The Supreme Court said it was satisfied by the conclusion of the Court of Appeal to the effect that the failure of the appellants (who were respondents at the lower court) “to establish their own claim that they communicated Exhibit 26 (the letter refusing her request for additional four months’ leave) to the appellant, on the other hand would be more fatal to their defence and, considering the circumstances, form a solid prop for the appellant’s case.
“They had the duty of communicating their refusal to her, otherwise their silence, coupled with other conduct on their part, could be construed as tacit approval of her application for extension, in which case the question whether or not they wrote Exhibit 19 would pale into insignificance.”
The Supreme Court also held that the Court of Appeal properly invoked estopel by conduct in favour of the respondent as stipulated by section 169 (formerly Section 151 of Evidence Act).
The court faulted the manner her employment was terminated and held that the respondent was denied fair hearing by the appellants in their decision to terminate her employment.
Justice Akaahs said, in the lead judgment: “I find that this appeal is totally devoid of any merits and it is accordingly dismissed.
“I further affirm the judgment of the lower court delivered on 10 March 10, 2005, which ordered the respondents (now appellants) to reinstate and restore the plaintiff to her post as a lecturer and Reader in the Department of Guardian and Counselling of the university and to restore to her all rights, entitlements and other perquisites of that office and to pay her salaries, allowances and other entitlements from September 1999 to date.
“For the avoidance of doubt, the plaintiff is still in the service of the University of Ilorin. I assess the cost of this needless and vexatious litigation forced on the respondent at N500,000 in favour of the respondent and against the appellants.”

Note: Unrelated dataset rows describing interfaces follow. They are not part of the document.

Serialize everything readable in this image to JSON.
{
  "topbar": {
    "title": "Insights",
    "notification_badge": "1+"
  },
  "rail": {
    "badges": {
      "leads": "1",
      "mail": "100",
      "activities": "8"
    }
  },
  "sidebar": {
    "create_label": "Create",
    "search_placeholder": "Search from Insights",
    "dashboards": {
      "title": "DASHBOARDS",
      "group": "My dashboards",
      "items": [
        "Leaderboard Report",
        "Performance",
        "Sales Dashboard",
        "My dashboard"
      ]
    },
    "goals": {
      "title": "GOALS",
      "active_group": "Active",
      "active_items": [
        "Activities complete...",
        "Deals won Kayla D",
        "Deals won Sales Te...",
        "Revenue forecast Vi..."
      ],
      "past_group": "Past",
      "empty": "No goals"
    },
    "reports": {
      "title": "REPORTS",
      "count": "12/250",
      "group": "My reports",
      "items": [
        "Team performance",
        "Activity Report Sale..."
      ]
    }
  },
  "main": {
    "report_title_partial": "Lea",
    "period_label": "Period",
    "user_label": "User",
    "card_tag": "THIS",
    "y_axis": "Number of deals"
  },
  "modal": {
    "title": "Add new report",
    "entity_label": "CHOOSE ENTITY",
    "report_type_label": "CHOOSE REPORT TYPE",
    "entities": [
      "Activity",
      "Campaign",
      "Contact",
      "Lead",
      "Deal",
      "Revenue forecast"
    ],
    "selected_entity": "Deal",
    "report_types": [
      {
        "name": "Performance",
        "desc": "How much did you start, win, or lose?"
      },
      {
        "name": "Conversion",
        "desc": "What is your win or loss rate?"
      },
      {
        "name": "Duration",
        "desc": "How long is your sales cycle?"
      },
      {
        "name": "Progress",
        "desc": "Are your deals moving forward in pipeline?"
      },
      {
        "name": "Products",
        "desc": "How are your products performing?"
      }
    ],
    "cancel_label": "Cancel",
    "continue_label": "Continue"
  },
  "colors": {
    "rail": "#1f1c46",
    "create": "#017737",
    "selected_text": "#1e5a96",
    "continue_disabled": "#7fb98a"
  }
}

Other members of the panel – Justices Ariwoola, Amina Augie, Paul Galinje and Sidi Bage – agreed with the lead judgment.
Source: The Nation